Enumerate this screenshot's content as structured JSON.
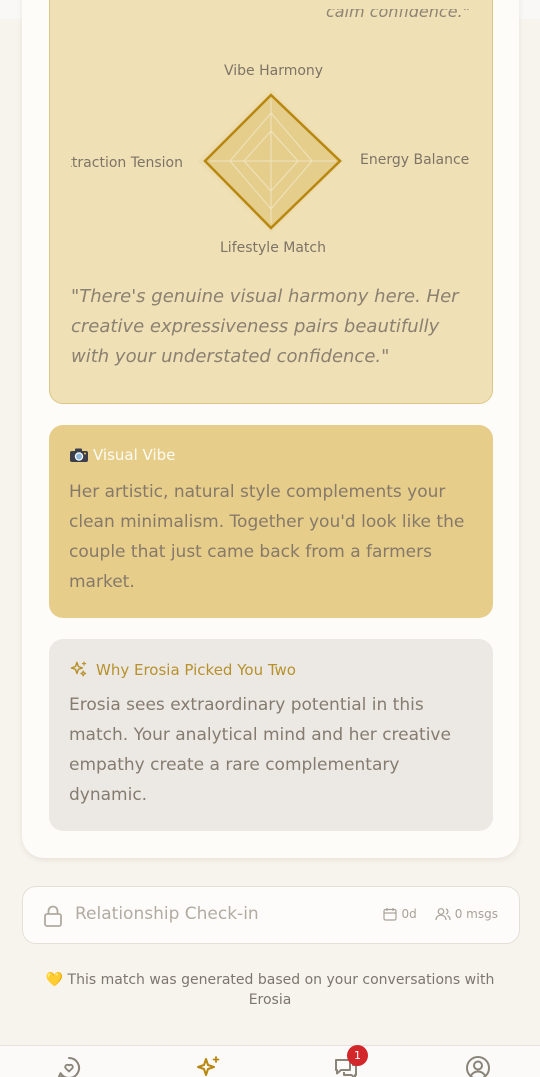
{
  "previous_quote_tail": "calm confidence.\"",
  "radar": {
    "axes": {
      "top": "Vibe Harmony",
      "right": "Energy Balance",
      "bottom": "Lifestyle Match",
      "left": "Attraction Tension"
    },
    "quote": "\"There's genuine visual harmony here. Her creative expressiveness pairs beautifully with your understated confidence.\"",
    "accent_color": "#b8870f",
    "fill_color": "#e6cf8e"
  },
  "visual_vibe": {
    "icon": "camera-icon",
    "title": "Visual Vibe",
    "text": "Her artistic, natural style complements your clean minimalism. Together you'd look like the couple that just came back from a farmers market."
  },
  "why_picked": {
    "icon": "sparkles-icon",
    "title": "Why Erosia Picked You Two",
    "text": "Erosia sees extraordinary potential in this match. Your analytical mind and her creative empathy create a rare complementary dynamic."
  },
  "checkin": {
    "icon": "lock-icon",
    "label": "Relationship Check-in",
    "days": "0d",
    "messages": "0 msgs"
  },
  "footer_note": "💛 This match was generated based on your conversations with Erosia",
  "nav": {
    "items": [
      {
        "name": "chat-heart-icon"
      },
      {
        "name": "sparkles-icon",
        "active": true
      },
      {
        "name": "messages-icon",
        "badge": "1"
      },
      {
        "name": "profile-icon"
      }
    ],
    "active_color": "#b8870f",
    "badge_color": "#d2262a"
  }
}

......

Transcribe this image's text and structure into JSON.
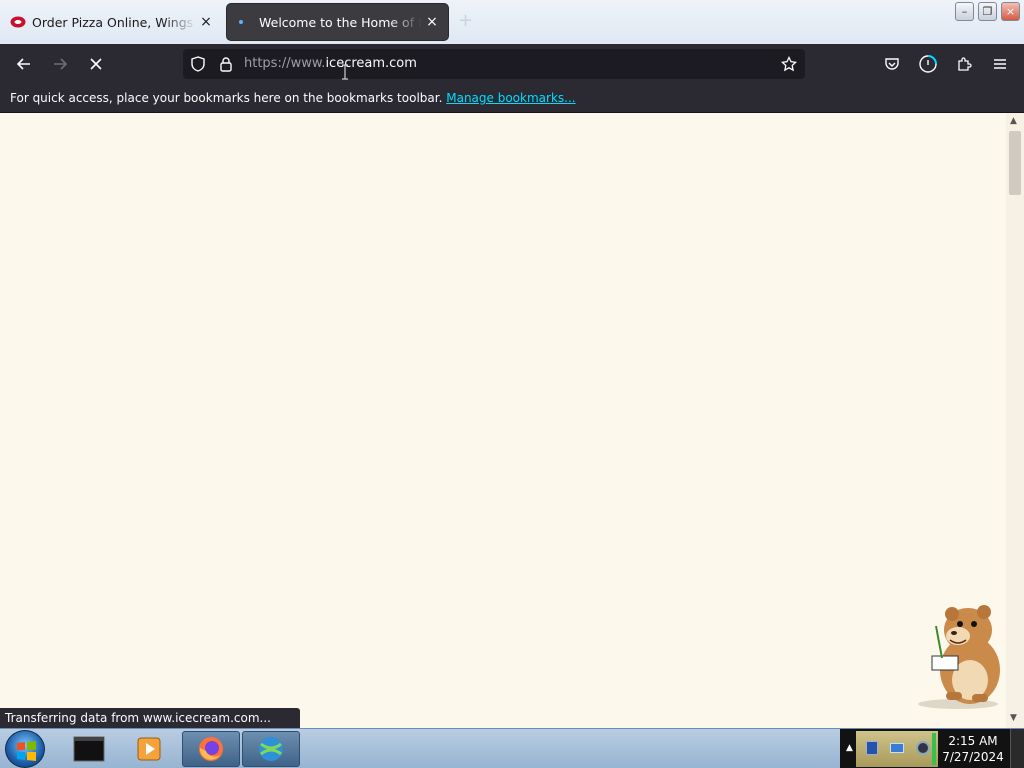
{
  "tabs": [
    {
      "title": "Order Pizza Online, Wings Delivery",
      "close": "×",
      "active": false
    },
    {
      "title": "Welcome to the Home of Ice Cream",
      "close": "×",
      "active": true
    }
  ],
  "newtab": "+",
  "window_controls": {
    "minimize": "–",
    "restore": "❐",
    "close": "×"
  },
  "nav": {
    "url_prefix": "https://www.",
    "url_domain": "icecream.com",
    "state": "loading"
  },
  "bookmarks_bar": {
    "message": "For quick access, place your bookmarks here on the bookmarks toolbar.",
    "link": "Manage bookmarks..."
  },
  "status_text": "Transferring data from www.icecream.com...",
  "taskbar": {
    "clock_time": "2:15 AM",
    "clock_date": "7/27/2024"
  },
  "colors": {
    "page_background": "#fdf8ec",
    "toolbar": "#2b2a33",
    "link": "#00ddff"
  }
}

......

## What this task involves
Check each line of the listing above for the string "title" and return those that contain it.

## Reply to the exercise
    "title": "Visual Vibe",
    "title": "Why Erosia Picked You Two",
      "title": "Order Pizza Online, Wings Delivery",
      "title": "Welcome to the Home of Ice Cream",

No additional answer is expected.